After that price point, you can pay as much as you like (I generally don't like - told you I'm on a mission). It's not unusual for ebooks that are also in print to cost as much as and even more than the printed version, despite the manufacturing costs being much lower. There is consumer resistance to this now and I expect the unit costs to fall in 2012.
So, how do you find your books? Well, monitoring the home pages of your chosen suppliers for deals is a good start. Recommendations by people you trust is as good a method as any, as is looking up authors you've read and enjoyed. I tend to search by genre, price and make a decision based on the blurb. I don't tend to bother with reader reviews - I've not found them that reliable, especially the glowing ones. I suspect some authors place their own reviews or arrange for them to be placed by friends and family.

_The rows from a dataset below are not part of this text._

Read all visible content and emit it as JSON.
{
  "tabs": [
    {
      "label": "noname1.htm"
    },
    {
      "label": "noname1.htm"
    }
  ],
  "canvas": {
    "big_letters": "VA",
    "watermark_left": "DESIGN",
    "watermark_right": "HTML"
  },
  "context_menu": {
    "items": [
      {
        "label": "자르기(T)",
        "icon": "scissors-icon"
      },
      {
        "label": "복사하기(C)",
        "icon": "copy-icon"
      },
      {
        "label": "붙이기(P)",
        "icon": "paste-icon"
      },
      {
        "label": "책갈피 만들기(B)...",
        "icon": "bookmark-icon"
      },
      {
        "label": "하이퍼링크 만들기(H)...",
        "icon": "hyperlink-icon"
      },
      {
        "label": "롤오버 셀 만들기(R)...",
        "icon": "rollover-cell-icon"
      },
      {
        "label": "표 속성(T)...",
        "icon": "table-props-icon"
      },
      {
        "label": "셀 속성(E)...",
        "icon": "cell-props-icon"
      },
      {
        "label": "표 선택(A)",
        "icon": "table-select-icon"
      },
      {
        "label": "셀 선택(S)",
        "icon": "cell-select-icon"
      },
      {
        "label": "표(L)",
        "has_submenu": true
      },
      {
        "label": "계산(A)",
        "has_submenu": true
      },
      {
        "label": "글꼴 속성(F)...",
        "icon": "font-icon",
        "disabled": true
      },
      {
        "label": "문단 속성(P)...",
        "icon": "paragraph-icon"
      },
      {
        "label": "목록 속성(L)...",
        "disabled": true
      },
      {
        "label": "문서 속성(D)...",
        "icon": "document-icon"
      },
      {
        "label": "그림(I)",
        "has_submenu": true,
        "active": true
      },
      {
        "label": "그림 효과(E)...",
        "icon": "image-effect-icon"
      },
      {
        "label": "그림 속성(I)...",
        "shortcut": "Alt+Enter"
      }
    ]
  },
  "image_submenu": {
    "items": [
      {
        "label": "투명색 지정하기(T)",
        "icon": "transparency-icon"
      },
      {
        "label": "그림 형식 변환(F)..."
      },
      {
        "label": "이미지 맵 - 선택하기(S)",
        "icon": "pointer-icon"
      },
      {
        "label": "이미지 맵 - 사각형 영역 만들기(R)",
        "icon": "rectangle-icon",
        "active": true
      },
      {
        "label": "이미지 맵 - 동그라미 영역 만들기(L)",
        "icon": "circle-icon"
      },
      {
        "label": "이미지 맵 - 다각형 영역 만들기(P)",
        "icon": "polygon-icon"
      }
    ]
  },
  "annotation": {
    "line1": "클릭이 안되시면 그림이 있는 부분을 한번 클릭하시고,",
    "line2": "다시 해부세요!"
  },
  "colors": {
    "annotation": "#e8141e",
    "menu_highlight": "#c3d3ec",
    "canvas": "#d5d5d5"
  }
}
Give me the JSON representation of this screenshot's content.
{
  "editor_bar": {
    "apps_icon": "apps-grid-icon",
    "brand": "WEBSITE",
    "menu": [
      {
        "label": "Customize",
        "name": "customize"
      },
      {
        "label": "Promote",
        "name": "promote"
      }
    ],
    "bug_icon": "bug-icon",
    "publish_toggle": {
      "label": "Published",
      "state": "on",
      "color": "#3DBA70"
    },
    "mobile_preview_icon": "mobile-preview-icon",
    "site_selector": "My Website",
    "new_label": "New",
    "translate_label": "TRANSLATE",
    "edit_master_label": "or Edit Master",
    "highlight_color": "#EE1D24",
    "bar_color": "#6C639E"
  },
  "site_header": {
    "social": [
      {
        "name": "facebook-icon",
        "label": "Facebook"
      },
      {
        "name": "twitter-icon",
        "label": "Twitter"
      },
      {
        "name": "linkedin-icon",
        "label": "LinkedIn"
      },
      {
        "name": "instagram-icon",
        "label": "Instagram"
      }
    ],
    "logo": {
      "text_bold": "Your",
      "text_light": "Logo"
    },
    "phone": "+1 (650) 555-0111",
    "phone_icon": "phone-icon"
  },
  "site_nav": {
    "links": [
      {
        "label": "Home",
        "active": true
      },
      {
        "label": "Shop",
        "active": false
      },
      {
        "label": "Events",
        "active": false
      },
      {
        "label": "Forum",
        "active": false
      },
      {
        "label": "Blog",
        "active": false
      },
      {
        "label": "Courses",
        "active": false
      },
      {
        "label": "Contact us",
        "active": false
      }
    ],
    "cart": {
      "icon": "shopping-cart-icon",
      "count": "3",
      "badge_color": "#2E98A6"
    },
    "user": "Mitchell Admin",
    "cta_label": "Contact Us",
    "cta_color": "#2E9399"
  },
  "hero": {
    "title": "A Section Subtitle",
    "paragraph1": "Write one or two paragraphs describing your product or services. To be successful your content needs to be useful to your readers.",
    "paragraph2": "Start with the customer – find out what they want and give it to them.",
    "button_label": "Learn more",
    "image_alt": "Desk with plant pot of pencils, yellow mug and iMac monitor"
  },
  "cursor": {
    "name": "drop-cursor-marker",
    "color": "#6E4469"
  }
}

You can download a sample of a book you fancy for free - Smashwords tends to give a more generous sample than Amazon, so it may be worth using them for that even if you ultimately want to use the Amazon site. I know some people download samples of free books, which I find bizarre, but we're all different. I don't usually bother with a sample unless the book exceeds my Scrooge-like limits - if the price is in range and the blurb is reasonable I'll give it a punt, I couldn't be bothered with a sample for something that costs less than half a pint of beer.
Ultimately I think the industry needs a better way to help you find the books you want. The genre search is way too vague to be useful, keywords rarely turn up anything I want to read. Amazon let you search by most popular, but I have a suspicion that might be a bit rigged, unless most people want to pay £8 for an ebook - perhaps I'm the biggest miser in Britain? So you do have a trawl to find the books for your new device, but once you find authors that suit your reading style you should really enjoy the benefits of eReading devices. Good luck, and if you find any smart tools for locating books please contact me so I can share them.
Visit my books on Amazon (for Kindle owners) and Smashwords (for access to all other formats and access to Apple iBooks, Barnes and Noble, Sony and many other good ebookstores.
For quick access to the various Kindle, Kobo, WH Smith and Smashword links please use the table below to view my books
To View My books In....